* _How to complete this task_: Scan the material for the string "Group" and copy out every line in which it occurs.

* _Data records_:
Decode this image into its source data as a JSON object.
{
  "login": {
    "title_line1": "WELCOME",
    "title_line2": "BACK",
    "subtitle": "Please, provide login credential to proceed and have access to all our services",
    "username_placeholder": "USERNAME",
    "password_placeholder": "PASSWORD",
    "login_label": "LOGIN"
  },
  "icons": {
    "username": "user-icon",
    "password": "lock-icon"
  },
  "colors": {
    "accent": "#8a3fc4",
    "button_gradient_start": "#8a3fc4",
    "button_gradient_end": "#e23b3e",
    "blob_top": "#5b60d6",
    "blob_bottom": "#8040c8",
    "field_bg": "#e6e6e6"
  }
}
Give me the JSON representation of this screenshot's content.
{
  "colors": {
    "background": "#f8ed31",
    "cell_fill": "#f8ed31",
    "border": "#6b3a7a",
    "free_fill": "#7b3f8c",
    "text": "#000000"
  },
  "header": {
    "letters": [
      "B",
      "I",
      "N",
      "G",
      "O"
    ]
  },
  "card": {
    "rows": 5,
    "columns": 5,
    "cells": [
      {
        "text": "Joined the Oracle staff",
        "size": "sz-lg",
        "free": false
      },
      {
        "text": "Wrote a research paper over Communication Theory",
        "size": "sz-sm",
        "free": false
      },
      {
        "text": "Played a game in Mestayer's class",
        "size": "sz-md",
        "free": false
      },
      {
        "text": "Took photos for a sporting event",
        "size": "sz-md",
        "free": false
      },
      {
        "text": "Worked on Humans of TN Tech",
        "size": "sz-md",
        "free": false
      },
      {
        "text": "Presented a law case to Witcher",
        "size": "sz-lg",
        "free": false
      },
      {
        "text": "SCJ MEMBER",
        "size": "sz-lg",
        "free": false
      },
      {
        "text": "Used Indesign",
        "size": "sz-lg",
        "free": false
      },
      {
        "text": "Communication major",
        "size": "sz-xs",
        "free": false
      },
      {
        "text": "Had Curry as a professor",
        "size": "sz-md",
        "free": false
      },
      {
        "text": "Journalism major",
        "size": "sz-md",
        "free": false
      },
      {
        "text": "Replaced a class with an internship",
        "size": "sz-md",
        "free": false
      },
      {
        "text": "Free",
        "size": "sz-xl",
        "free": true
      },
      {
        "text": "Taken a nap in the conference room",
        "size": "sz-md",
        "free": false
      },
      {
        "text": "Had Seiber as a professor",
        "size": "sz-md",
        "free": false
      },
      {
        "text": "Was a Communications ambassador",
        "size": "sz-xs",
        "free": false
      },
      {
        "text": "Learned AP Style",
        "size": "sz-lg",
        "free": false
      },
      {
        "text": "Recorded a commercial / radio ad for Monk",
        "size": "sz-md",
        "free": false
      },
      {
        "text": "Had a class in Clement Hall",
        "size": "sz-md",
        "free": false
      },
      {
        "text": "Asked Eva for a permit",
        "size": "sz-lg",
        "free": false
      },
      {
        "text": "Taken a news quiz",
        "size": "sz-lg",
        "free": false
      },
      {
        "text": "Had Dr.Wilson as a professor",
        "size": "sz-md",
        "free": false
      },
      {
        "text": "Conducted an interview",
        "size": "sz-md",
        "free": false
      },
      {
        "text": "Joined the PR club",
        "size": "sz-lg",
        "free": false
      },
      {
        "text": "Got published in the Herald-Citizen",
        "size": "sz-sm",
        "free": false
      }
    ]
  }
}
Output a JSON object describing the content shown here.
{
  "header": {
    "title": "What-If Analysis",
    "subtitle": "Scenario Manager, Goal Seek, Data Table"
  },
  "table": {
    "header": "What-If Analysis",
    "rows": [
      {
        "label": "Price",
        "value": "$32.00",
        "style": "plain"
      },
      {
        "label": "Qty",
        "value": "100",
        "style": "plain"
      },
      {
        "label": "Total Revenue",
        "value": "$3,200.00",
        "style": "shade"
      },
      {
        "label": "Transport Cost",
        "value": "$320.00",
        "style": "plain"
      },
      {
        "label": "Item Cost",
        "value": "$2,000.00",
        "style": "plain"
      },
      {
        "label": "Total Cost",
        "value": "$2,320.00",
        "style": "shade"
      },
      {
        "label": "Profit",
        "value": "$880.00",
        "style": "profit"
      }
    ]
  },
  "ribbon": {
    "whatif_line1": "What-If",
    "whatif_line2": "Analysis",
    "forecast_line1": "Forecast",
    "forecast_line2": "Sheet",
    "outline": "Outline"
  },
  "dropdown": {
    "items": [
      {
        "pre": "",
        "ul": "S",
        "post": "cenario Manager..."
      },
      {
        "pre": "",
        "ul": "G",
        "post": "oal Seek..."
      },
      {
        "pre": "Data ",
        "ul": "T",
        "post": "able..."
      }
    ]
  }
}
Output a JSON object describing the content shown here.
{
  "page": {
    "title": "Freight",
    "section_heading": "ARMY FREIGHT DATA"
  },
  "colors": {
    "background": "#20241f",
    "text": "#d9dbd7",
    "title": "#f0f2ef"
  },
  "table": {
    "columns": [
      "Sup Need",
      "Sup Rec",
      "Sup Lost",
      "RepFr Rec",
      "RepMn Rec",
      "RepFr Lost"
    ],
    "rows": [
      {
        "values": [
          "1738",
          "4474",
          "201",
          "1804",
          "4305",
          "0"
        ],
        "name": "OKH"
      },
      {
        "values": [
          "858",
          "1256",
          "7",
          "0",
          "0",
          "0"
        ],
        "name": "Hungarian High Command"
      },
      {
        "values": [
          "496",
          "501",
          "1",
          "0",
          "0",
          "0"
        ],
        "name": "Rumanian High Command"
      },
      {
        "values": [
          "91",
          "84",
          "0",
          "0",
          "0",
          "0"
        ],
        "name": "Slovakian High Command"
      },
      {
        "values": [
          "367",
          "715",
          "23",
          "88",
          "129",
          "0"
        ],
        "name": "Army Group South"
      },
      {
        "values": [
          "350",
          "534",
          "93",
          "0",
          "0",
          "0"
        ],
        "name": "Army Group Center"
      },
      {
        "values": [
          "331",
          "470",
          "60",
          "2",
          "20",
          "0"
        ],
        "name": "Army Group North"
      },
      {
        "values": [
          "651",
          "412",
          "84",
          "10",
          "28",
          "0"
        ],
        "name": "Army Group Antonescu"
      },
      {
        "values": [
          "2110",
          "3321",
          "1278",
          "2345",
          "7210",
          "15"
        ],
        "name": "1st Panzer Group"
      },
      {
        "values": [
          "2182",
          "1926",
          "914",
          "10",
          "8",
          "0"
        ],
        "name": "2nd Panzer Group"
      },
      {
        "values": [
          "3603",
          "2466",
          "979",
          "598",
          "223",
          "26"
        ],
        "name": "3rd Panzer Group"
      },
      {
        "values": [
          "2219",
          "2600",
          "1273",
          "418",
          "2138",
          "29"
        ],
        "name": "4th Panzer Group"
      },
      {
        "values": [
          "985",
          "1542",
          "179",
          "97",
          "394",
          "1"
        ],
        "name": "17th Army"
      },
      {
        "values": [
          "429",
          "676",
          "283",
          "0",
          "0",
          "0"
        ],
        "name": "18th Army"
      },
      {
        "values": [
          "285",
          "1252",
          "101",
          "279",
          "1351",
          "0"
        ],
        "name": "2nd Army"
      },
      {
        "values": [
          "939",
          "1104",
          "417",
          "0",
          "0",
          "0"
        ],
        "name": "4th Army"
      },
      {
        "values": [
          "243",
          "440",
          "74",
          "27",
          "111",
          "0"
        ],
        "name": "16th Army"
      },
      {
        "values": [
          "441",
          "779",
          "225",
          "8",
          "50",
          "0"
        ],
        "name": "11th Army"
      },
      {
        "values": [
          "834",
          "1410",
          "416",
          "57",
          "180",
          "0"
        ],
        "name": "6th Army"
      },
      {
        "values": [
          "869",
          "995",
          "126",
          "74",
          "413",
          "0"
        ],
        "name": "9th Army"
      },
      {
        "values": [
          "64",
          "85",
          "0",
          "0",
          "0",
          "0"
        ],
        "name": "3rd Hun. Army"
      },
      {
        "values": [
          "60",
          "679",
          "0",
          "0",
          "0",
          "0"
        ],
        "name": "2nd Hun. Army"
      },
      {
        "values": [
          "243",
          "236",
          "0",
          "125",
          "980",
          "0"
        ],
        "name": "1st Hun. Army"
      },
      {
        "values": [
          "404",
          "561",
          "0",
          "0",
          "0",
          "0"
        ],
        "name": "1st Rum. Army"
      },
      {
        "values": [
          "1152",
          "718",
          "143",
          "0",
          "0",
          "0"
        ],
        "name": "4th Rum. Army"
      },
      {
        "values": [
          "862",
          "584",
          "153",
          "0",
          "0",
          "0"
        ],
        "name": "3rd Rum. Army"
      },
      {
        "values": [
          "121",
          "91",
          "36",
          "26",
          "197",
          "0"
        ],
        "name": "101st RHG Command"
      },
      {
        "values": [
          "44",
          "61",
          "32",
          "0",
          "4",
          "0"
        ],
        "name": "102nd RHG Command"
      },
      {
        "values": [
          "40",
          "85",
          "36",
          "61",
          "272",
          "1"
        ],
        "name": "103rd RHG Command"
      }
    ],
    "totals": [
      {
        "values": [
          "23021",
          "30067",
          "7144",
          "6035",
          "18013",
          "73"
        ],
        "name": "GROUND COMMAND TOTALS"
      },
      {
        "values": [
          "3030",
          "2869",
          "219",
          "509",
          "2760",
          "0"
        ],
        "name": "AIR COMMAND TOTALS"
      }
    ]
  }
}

* _Solution below_:
        "name": "Army Group South"
        "name": "Army Group Center"
        "name": "Army Group North"
        "name": "Army Group Antonescu"
        "name": "1st Panzer Group"
        "name": "2nd Panzer Group"
        "name": "3rd Panzer Group"
        "name": "4th Panzer Group"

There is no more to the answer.